As a Socialist country undergoing rapid social and economic transition, China presents a revealing case study on the role of ideology in the process of institutional change. Based on Douglass North’s theory of institutional change and on David Beetham’s theory of political legitimation, this paper argues that recent ideological reforms have been a crucial factor in sustaining the legitimacy of Communist party rule. Ideological change is conceived as a path-dependent process which helps to stabilize the social perception of transition and to frame the party’s modernization achievements. At the same time, the dominant role of ideology makes the Chinese party-state, despite its economic success, more vulnerable to legitimacy crises compared to other authoritarian regimes.

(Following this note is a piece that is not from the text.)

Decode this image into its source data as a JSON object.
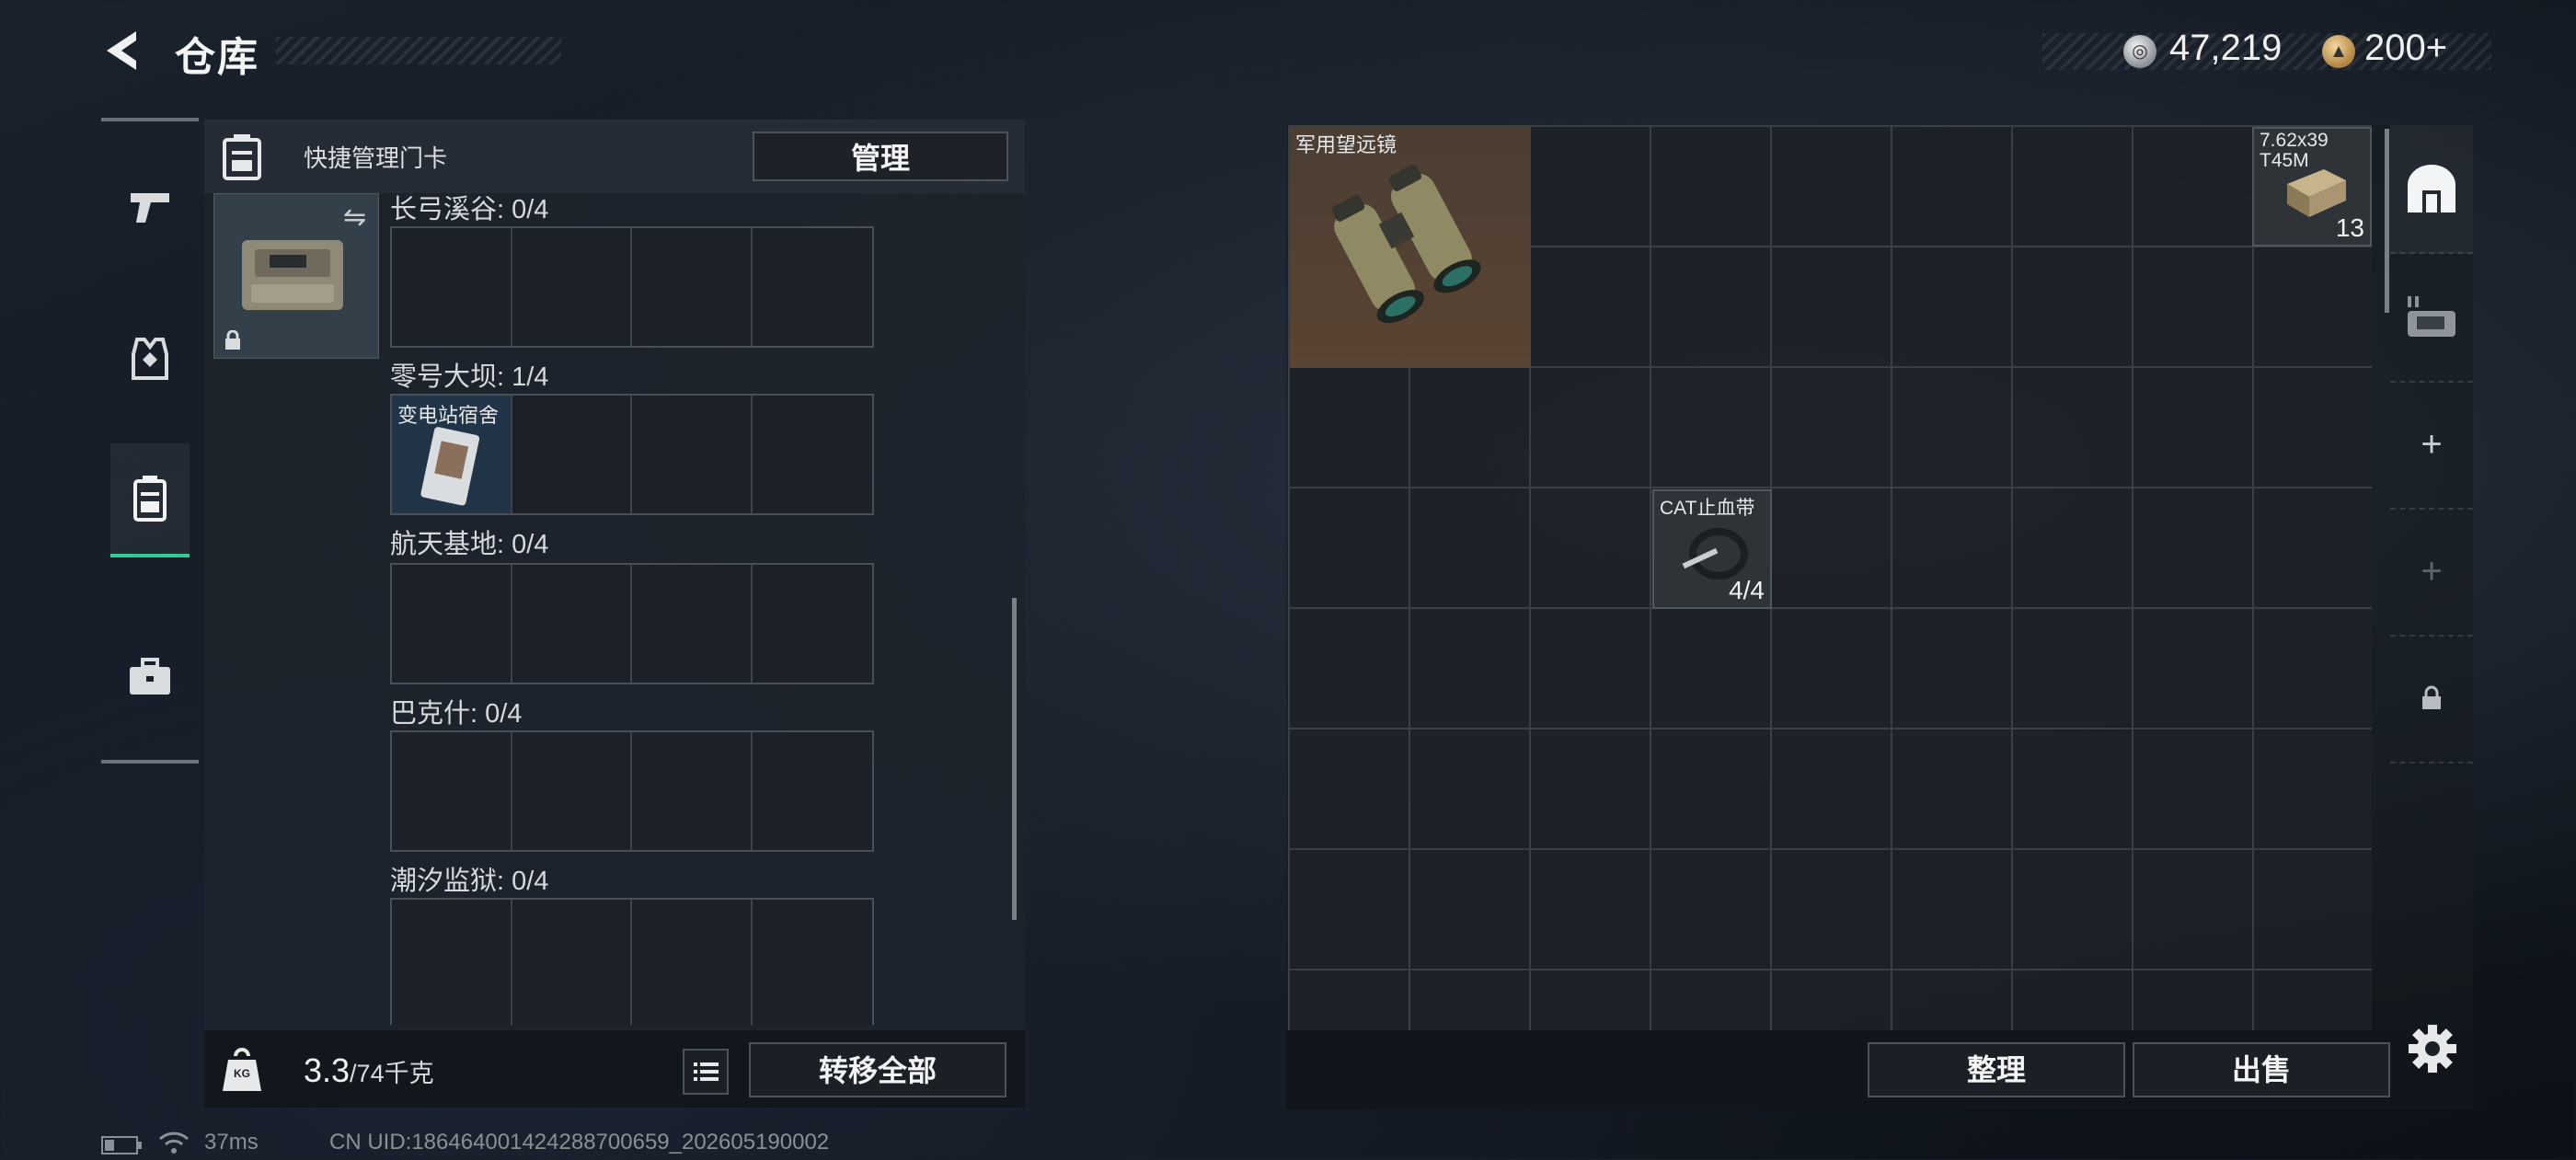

GIGA Focus Asia, 06/2018
Journal of Chinese Political Science, 23, 2018, 3, 341–363
in: Iwo Amelung / Moritz Bälz / Heike Holbig / Matthias Schumann / Cornelia Storz (eds.), Protecting the Weak in East Asia: Framing, Mobilisation, and Institutionalisation, Abingdon/New York: Routledge, 2018, 257-271
in: Iwo Amelung / Moritz Bälz / Heike Holbig / Matthias Schumann / Cornelia Storz (eds.), Protecting the Weak in East Asia: Framing, Mobilisation, and Institutionalisation, Abingdon / New York: Routledge, 2018, 1-19
Abingdon/New York: Routledge, 2018